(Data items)
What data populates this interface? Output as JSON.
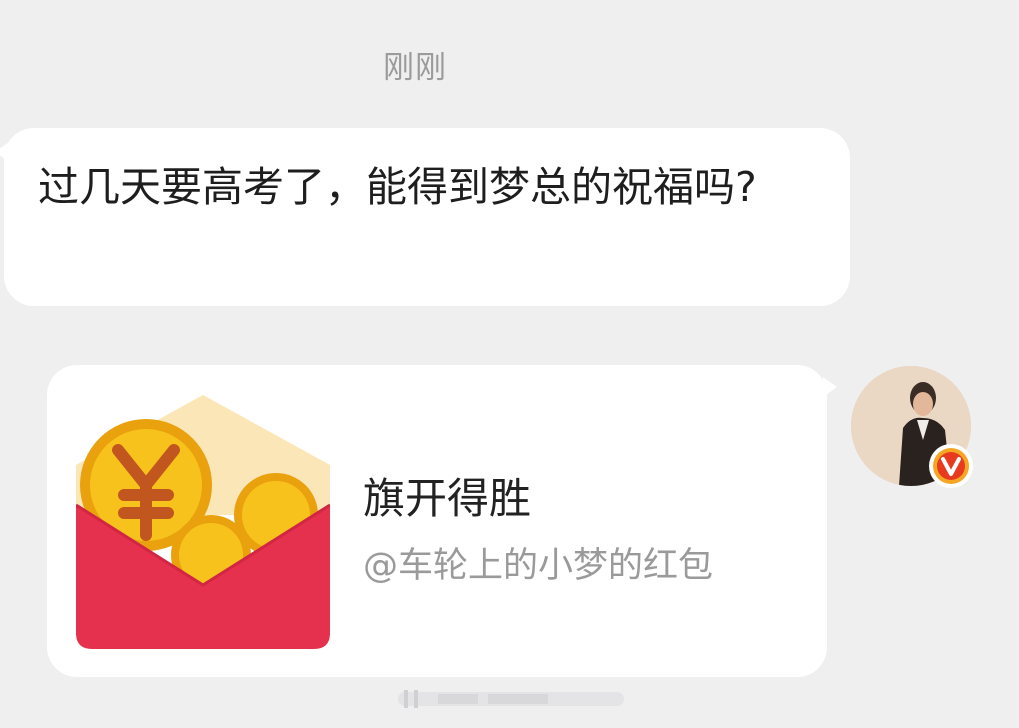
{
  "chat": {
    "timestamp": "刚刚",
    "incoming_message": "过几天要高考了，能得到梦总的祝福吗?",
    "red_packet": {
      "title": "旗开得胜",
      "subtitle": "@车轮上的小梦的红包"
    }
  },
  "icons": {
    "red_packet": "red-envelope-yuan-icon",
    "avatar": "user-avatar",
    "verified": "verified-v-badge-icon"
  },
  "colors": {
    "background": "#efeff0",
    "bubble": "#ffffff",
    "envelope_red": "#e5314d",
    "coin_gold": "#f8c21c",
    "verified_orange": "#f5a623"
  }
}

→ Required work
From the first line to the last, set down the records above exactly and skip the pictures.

→ Solution to the problem
What data populates this interface? Output as JSON.
{
  "chat": {
    "timestamp": "刚刚",
    "incoming_message": "过几天要高考了，能得到梦总的祝福吗?",
    "red_packet": {
      "title": "旗开得胜",
      "subtitle": "@车轮上的小梦的红包"
    }
  },
  "icons": {
    "red_packet": "red-envelope-yuan-icon",
    "avatar": "user-avatar",
    "verified": "verified-v-badge-icon"
  },
  "colors": {
    "background": "#efeff0",
    "bubble": "#ffffff",
    "envelope_red": "#e5314d",
    "coin_gold": "#f8c21c",
    "verified_orange": "#f5a623"
  }
}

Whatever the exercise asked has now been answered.